Recently, I’ve been thinking about the best ways to measure our health. Body Mass Index (BMI) is one of the most common measurements used today. BMI estimates how much body fat a person should have based on their height and weight, and categorizes them as underweight, normal, or overweight. But what is more accurate: BMI? The scale? Are numbers even the best way to measure success? For me, the answer is a resounding no. We need body positive holistic ways to frame our fitness goals. Thus, I was pumped when I saw this feminist fitness article last week.
Blogger Amber Rogers has credentials as a Weight Management Coach and a Personal Trainer, and has an awesome story about turning her life around through healthy changes. Still, after years of changes and a current active lifestyle, according to her BMI she is overweight. This highlights BMI’s shortcomings.
One issue is it can’t distinguish between fat and muscle. Muscle is more dense than fat and can lead healthy individuals to be determined as overweight, which is potentially what happened with Rogers. Also, different types of fat aren’t measured by BMI. According to another great article, visceral fat “disrupts the body’s ability to balance its energy needs. Even relatively thin people can have high levels of visceral fat, which means they might be considered healthy by BMI standards, but internally they may actually be at higher risk of developing health problems related to weigh gain.” That fact shows just how inaccurate our superficial health are. Rogers and I are in agreement on this: it’s time for a new health paradigm that isn’t based on numbers. Your BMI may be useful for your doctors, but here are 3 more holistic ways for you to measure your health success.

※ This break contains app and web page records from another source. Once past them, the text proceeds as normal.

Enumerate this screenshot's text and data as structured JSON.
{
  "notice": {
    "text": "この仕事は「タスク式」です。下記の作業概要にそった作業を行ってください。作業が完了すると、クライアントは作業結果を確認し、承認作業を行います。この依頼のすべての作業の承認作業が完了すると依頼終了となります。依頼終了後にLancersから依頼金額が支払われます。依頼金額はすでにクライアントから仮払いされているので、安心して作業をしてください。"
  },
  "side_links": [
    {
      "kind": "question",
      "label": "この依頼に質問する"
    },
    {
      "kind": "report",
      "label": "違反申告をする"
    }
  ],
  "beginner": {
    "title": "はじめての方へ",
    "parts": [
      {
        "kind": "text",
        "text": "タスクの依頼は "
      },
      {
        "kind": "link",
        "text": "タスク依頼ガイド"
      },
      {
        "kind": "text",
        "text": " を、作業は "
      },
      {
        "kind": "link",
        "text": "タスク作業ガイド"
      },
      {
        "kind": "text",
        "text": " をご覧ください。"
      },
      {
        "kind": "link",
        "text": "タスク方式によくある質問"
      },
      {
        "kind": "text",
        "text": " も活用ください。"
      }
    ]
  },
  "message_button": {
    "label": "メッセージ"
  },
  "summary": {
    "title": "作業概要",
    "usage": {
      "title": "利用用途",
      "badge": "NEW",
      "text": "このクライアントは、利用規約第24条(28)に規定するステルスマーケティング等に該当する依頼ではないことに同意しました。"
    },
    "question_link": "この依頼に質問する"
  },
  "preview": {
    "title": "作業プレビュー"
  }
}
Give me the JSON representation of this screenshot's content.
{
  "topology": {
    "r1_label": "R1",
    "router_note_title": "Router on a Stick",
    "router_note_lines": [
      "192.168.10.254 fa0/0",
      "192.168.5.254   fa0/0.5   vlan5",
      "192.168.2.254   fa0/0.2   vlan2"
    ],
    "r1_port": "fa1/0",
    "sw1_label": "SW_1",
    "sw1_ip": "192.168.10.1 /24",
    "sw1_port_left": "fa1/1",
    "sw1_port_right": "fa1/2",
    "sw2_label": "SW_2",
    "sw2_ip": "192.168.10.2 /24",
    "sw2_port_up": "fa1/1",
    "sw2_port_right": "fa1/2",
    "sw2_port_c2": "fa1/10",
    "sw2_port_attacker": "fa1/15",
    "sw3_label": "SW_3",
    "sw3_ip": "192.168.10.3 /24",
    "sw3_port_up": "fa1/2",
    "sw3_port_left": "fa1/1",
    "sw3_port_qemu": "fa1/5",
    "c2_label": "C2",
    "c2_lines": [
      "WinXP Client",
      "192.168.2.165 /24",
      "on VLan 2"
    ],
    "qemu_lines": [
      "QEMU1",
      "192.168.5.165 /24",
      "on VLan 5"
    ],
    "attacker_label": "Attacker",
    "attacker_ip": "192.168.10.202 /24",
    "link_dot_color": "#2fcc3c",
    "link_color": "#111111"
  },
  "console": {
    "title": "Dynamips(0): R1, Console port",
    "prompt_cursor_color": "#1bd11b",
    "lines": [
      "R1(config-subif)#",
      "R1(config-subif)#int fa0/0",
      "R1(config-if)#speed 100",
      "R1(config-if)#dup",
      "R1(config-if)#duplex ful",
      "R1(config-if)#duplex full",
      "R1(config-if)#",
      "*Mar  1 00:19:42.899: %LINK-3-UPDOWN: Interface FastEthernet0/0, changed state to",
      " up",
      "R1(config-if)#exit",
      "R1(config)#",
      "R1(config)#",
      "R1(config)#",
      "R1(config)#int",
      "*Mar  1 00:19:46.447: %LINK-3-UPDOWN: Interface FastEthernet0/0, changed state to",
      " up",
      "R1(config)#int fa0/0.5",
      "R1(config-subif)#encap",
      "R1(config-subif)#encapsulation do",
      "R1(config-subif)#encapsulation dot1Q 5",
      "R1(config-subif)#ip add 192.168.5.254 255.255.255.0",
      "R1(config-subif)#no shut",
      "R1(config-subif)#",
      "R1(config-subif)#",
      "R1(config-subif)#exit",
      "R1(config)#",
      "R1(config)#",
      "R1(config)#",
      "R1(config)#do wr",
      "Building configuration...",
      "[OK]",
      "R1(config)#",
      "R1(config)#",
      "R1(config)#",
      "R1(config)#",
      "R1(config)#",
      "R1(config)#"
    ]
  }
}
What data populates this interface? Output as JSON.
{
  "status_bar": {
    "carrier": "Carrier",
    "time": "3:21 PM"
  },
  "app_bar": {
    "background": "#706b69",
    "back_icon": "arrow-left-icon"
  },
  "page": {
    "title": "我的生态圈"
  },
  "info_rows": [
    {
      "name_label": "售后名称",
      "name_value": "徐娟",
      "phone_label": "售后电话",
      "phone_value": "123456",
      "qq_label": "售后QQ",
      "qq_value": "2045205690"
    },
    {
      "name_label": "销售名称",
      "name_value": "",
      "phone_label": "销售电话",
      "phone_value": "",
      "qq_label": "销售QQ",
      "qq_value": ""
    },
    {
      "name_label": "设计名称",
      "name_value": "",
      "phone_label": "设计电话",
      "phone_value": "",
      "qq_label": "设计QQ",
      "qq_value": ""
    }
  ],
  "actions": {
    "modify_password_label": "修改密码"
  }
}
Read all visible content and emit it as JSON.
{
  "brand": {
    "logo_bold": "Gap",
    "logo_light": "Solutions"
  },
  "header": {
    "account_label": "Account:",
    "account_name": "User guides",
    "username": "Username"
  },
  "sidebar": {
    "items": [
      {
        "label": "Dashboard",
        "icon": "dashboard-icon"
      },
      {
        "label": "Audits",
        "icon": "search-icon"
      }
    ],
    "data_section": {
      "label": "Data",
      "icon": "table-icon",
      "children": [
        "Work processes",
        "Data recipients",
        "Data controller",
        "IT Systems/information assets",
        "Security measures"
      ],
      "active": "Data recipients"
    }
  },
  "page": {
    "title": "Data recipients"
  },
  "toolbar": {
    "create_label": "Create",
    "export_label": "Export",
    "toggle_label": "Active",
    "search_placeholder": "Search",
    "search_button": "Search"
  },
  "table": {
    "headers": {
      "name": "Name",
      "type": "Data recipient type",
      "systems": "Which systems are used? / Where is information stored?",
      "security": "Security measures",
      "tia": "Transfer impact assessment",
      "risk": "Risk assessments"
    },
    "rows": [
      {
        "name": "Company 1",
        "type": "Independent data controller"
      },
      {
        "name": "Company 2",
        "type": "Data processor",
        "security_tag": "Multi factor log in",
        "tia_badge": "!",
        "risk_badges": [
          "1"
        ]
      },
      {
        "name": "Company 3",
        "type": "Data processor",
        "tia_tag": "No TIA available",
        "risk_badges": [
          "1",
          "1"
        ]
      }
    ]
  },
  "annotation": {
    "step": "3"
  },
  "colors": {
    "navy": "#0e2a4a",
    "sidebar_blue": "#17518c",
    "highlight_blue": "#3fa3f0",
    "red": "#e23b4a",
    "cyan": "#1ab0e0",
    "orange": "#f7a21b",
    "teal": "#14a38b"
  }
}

- Log your exercises. There are plenty of websites for you to track your workouts on, but even keeping a simple written log would suffice. Note how you felt prior to exercising, the level of difficulty you experienced, the length of time you exercised, your energy level afterwards, and any pertinent notes. Logging your exercises is an empowering way to witness your health transformation.
- Commit to consistency. Exercising twice a week won’t create the happiest, healthiest version of you. One of the many reasons for this is that inconsistency steals your momentum. It’s easy to psych yourself out going to that yoga class or hitting the treadmill when you space out your workouts. And you don’t see results as quickly as you’d like, leading you to lose motivation. Commit to creating time for your health, even if it is just 20 minutes in the morning. Mark your calendar every time you honor that commitment. Seeing rows of Xs on the calendar is a gratifying measurement of your success.
- Take pictures of your progress. Your BMI doesn’t reflect how toned your arms have gotten from plank pose, or the muscle definition in your legs from all those Warrior IIs. Snap a few pics of yourself once a month and note how much progress you’ve made. But make sure this process is shame and judgement free. I know all too well about the mind games that can come along with taking photos of your body when it’s not as fit as you’d like it to be. Don’t be fooled into thinking those negative thoughts are helpful motivators. A toxic mindset hinders any physical progress you make. When embarking on the journey to health, self compassion is a must.